Understanding and recognizing discrimination and sexual harassment – part one

By on Nov 9, 2015 in Blog, Compliance, Training and Development | 0 comments

Federal, state, and local laws prohibit employment discrimination. As a manager, you represent your organization in the workplace. Leading by example will ensure that incidents of discrimination do not occur.

Discrimination occurs when a person is treated differently based on membership in a protected class. Discrimination against an individual based on his/her membership in the following protected classes is prohibited:

  • Americans with Disabilities Act [ADA] protects employees with disabilities.
  • Title VII protects individuals based on race, color, religion, gender, and national origin.
  • Age Discrimination in Employment Act [ADEA] protects individuals who are over the age of 40.
  • Other federal, state, and local laws may also protect individuals based on veteran status, marital status, or sexual orientation.

Discrimination in employment can include any term or privilege of employment including but not limited to hiring, compensation, benefits, training, promotion, demotion, corrective action, and termination. Here are some examples of discrimination that can occur in the workplace:

  • Issuing a corrective action to an employee over the age of 40 for violating the attendance policy, but not to an employee under the age of 40 who commits the same violation.
  • Paying a female employee less than a male employee, when all factors are equal.
  • Offering a promotion to a Caucasian employee, but not to an equally qualified minority employee.
  • Refusing to provide a reasonable accommodation such as a schedule change upon request for a religious observation.

An increased awareness in the workplace will help you ensure that discrimination is not present or practiced in your organization.

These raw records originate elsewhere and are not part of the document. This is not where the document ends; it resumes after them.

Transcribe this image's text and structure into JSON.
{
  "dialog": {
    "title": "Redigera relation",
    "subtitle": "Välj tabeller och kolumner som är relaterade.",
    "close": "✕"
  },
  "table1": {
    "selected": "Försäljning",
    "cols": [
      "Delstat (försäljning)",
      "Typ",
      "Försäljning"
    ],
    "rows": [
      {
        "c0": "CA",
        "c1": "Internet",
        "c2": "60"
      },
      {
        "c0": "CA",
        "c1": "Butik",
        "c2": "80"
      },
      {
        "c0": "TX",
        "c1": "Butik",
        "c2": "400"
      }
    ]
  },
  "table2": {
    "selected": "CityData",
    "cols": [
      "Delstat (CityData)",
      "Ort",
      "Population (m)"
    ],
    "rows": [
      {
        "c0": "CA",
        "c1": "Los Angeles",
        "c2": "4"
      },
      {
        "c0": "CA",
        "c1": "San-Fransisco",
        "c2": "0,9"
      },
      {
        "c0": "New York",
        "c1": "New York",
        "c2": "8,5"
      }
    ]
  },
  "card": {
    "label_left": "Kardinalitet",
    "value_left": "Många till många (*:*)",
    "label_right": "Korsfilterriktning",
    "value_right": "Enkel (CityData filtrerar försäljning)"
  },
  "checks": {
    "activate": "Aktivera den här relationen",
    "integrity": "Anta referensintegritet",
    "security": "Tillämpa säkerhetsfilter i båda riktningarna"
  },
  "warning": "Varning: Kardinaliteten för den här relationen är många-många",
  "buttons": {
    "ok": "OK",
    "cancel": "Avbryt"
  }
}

Watch later this week for part two of Understanding and recognizing discrimination and sexual harassment from Organizational Architecture here on our blog, as well as FacebookLinkedIn, and Twitter.